++++ Input material ++++
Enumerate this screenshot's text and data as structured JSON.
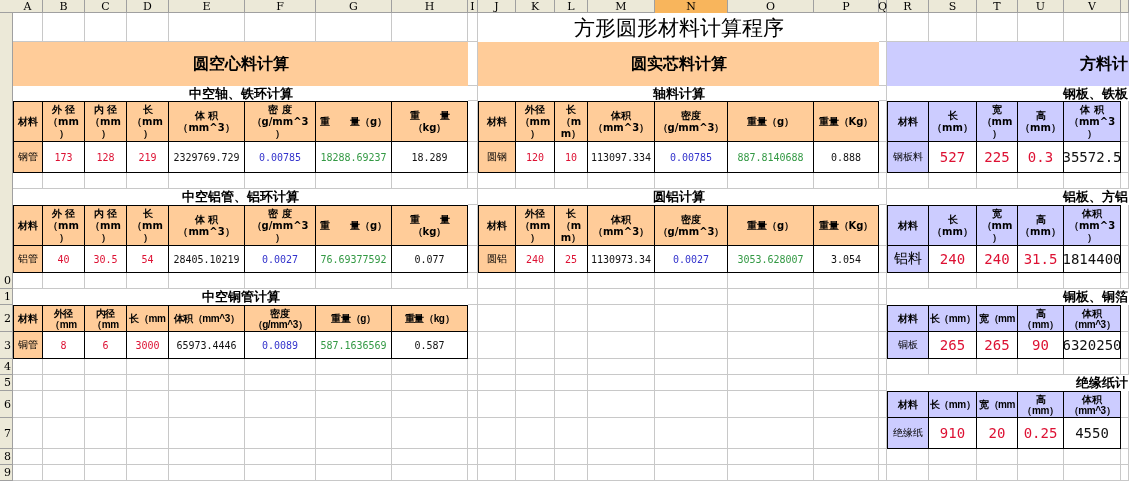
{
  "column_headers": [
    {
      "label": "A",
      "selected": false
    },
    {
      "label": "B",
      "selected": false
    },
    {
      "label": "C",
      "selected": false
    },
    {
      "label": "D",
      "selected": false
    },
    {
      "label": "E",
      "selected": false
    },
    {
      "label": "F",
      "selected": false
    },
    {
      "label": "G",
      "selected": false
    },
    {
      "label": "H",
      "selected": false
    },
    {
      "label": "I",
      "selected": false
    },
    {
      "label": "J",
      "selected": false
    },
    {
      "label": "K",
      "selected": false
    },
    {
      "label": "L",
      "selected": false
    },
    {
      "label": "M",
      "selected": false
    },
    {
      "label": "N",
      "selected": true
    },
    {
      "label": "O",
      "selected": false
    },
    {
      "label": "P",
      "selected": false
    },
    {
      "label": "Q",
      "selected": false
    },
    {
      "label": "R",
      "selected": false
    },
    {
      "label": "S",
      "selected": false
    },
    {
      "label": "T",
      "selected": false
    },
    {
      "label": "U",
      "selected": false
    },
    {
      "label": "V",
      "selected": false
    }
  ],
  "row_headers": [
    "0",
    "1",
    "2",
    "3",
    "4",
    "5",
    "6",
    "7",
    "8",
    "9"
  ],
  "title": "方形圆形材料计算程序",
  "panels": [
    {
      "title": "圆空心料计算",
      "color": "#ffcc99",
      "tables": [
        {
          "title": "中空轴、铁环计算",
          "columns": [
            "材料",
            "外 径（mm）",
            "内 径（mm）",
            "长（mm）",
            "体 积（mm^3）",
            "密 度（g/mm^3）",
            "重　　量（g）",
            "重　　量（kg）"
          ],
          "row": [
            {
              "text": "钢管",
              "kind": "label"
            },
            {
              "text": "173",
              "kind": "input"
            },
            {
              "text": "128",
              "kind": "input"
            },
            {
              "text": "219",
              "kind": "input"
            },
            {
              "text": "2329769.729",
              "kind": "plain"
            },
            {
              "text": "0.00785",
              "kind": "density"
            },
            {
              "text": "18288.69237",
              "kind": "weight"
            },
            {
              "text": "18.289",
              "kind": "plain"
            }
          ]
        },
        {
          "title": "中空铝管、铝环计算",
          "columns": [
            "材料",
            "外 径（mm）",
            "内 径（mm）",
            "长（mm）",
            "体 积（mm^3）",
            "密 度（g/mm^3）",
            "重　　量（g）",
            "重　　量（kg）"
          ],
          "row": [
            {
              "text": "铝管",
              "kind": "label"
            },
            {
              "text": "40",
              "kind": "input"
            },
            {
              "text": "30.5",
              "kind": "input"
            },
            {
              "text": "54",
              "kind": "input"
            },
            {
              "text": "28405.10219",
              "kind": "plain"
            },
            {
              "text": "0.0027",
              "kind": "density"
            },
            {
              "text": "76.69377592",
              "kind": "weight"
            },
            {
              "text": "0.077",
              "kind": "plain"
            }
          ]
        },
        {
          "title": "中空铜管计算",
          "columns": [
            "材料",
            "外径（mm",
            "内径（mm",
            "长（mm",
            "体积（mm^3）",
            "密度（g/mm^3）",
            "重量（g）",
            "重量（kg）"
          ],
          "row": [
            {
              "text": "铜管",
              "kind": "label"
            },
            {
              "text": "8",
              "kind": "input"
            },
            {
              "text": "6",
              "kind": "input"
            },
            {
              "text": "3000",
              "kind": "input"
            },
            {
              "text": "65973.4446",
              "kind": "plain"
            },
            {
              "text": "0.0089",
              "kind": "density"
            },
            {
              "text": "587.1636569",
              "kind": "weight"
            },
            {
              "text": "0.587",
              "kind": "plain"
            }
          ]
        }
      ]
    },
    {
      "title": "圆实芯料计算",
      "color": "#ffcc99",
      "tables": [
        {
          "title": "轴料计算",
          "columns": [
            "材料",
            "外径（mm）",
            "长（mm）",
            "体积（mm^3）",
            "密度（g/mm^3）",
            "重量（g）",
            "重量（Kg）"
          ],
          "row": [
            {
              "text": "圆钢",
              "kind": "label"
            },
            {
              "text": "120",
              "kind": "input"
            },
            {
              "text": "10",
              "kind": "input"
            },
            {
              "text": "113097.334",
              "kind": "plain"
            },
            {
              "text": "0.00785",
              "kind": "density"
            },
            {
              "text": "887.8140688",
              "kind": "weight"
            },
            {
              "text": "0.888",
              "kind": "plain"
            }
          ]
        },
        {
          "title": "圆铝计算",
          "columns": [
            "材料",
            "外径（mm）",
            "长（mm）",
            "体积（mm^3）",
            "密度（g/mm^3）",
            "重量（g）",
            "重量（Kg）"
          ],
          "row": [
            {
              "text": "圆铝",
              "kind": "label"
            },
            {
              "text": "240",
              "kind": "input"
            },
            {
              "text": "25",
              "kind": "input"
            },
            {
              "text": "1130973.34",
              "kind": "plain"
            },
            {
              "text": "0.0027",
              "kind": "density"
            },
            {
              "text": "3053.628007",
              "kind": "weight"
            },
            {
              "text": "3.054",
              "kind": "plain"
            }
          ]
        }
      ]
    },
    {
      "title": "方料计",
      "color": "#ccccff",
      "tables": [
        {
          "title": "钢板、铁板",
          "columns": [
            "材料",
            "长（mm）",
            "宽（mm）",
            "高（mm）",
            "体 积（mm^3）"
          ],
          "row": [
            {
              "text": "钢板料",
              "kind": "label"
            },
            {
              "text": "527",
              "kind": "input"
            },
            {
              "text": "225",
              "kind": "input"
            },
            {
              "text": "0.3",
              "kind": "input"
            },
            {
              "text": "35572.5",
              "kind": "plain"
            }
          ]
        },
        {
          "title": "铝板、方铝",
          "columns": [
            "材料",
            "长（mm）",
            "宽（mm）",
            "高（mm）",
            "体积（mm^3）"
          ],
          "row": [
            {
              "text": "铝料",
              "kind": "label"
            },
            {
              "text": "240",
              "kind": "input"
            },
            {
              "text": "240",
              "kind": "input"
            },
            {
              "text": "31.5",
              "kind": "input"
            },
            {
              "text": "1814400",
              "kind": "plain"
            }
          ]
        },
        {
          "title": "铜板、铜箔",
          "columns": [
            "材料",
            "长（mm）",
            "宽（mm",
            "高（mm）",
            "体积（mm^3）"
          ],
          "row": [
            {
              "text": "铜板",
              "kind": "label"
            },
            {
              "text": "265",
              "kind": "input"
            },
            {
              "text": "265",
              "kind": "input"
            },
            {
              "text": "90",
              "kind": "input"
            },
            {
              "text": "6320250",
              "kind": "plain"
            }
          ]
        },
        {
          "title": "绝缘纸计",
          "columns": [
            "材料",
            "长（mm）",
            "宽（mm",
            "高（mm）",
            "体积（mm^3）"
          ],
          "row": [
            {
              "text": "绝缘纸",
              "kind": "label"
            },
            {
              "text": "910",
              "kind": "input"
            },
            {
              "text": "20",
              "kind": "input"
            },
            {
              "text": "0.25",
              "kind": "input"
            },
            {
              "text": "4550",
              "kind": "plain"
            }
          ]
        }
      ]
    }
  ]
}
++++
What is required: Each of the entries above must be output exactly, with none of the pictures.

Completed task:
Enumerate this screenshot's text and data as structured JSON.
{
  "column_headers": [
    {
      "label": "A",
      "selected": false
    },
    {
      "label": "B",
      "selected": false
    },
    {
      "label": "C",
      "selected": false
    },
    {
      "label": "D",
      "selected": false
    },
    {
      "label": "E",
      "selected": false
    },
    {
      "label": "F",
      "selected": false
    },
    {
      "label": "G",
      "selected": false
    },
    {
      "label": "H",
      "selected": false
    },
    {
      "label": "I",
      "selected": false
    },
    {
      "label": "J",
      "selected": false
    },
    {
      "label": "K",
      "selected": false
    },
    {
      "label": "L",
      "selected": false
    },
    {
      "label": "M",
      "selected": false
    },
    {
      "label": "N",
      "selected": true
    },
    {
      "label": "O",
      "selected": false
    },
    {
      "label": "P",
      "selected": false
    },
    {
      "label": "Q",
      "selected": false
    },
    {
      "label": "R",
      "selected": false
    },
    {
      "label": "S",
      "selected": false
    },
    {
      "label": "T",
      "selected": false
    },
    {
      "label": "U",
      "selected": false
    },
    {
      "label": "V",
      "selected": false
    }
  ],
  "row_headers": [
    "0",
    "1",
    "2",
    "3",
    "4",
    "5",
    "6",
    "7",
    "8",
    "9"
  ],
  "title": "方形圆形材料计算程序",
  "panels": [
    {
      "title": "圆空心料计算",
      "color": "#ffcc99",
      "tables": [
        {
          "title": "中空轴、铁环计算",
          "columns": [
            "材料",
            "外 径（mm）",
            "内 径（mm）",
            "长（mm）",
            "体 积（mm^3）",
            "密 度（g/mm^3）",
            "重　　量（g）",
            "重　　量（kg）"
          ],
          "row": [
            {
              "text": "钢管",
              "kind": "label"
            },
            {
              "text": "173",
              "kind": "input"
            },
            {
              "text": "128",
              "kind": "input"
            },
            {
              "text": "219",
              "kind": "input"
            },
            {
              "text": "2329769.729",
              "kind": "plain"
            },
            {
              "text": "0.00785",
              "kind": "density"
            },
            {
              "text": "18288.69237",
              "kind": "weight"
            },
            {
              "text": "18.289",
              "kind": "plain"
            }
          ]
        },
        {
          "title": "中空铝管、铝环计算",
          "columns": [
            "材料",
            "外 径（mm）",
            "内 径（mm）",
            "长（mm）",
            "体 积（mm^3）",
            "密 度（g/mm^3）",
            "重　　量（g）",
            "重　　量（kg）"
          ],
          "row": [
            {
              "text": "铝管",
              "kind": "label"
            },
            {
              "text": "40",
              "kind": "input"
            },
            {
              "text": "30.5",
              "kind": "input"
            },
            {
              "text": "54",
              "kind": "input"
            },
            {
              "text": "28405.10219",
              "kind": "plain"
            },
            {
              "text": "0.0027",
              "kind": "density"
            },
            {
              "text": "76.69377592",
              "kind": "weight"
            },
            {
              "text": "0.077",
              "kind": "plain"
            }
          ]
        },
        {
          "title": "中空铜管计算",
          "columns": [
            "材料",
            "外径（mm",
            "内径（mm",
            "长（mm",
            "体积（mm^3）",
            "密度（g/mm^3）",
            "重量（g）",
            "重量（kg）"
          ],
          "row": [
            {
              "text": "铜管",
              "kind": "label"
            },
            {
              "text": "8",
              "kind": "input"
            },
            {
              "text": "6",
              "kind": "input"
            },
            {
              "text": "3000",
              "kind": "input"
            },
            {
              "text": "65973.4446",
              "kind": "plain"
            },
            {
              "text": "0.0089",
              "kind": "density"
            },
            {
              "text": "587.1636569",
              "kind": "weight"
            },
            {
              "text": "0.587",
              "kind": "plain"
            }
          ]
        }
      ]
    },
    {
      "title": "圆实芯料计算",
      "color": "#ffcc99",
      "tables": [
        {
          "title": "轴料计算",
          "columns": [
            "材料",
            "外径（mm）",
            "长（mm）",
            "体积（mm^3）",
            "密度（g/mm^3）",
            "重量（g）",
            "重量（Kg）"
          ],
          "row": [
            {
              "text": "圆钢",
              "kind": "label"
            },
            {
              "text": "120",
              "kind": "input"
            },
            {
              "text": "10",
              "kind": "input"
            },
            {
              "text": "113097.334",
              "kind": "plain"
            },
            {
              "text": "0.00785",
              "kind": "density"
            },
            {
              "text": "887.8140688",
              "kind": "weight"
            },
            {
              "text": "0.888",
              "kind": "plain"
            }
          ]
        },
        {
          "title": "圆铝计算",
          "columns": [
            "材料",
            "外径（mm）",
            "长（mm）",
            "体积（mm^3）",
            "密度（g/mm^3）",
            "重量（g）",
            "重量（Kg）"
          ],
          "row": [
            {
              "text": "圆铝",
              "kind": "label"
            },
            {
              "text": "240",
              "kind": "input"
            },
            {
              "text": "25",
              "kind": "input"
            },
            {
              "text": "1130973.34",
              "kind": "plain"
            },
            {
              "text": "0.0027",
              "kind": "density"
            },
            {
              "text": "3053.628007",
              "kind": "weight"
            },
            {
              "text": "3.054",
              "kind": "plain"
            }
          ]
        }
      ]
    },
    {
      "title": "方料计",
      "color": "#ccccff",
      "tables": [
        {
          "title": "钢板、铁板",
          "columns": [
            "材料",
            "长（mm）",
            "宽（mm）",
            "高（mm）",
            "体 积（mm^3）"
          ],
          "row": [
            {
              "text": "钢板料",
              "kind": "label"
            },
            {
              "text": "527",
              "kind": "input"
            },
            {
              "text": "225",
              "kind": "input"
            },
            {
              "text": "0.3",
              "kind": "input"
            },
            {
              "text": "35572.5",
              "kind": "plain"
            }
          ]
        },
        {
          "title": "铝板、方铝",
          "columns": [
            "材料",
            "长（mm）",
            "宽（mm）",
            "高（mm）",
            "体积（mm^3）"
          ],
          "row": [
            {
              "text": "铝料",
              "kind": "label"
            },
            {
              "text": "240",
              "kind": "input"
            },
            {
              "text": "240",
              "kind": "input"
            },
            {
              "text": "31.5",
              "kind": "input"
            },
            {
              "text": "1814400",
              "kind": "plain"
            }
          ]
        },
        {
          "title": "铜板、铜箔",
          "columns": [
            "材料",
            "长（mm）",
            "宽（mm",
            "高（mm）",
            "体积（mm^3）"
          ],
          "row": [
            {
              "text": "铜板",
              "kind": "label"
            },
            {
              "text": "265",
              "kind": "input"
            },
            {
              "text": "265",
              "kind": "input"
            },
            {
              "text": "90",
              "kind": "input"
            },
            {
              "text": "6320250",
              "kind": "plain"
            }
          ]
        },
        {
          "title": "绝缘纸计",
          "columns": [
            "材料",
            "长（mm）",
            "宽（mm",
            "高（mm）",
            "体积（mm^3）"
          ],
          "row": [
            {
              "text": "绝缘纸",
              "kind": "label"
            },
            {
              "text": "910",
              "kind": "input"
            },
            {
              "text": "20",
              "kind": "input"
            },
            {
              "text": "0.25",
              "kind": "input"
            },
            {
              "text": "4550",
              "kind": "plain"
            }
          ]
        }
      ]
    }
  ]
}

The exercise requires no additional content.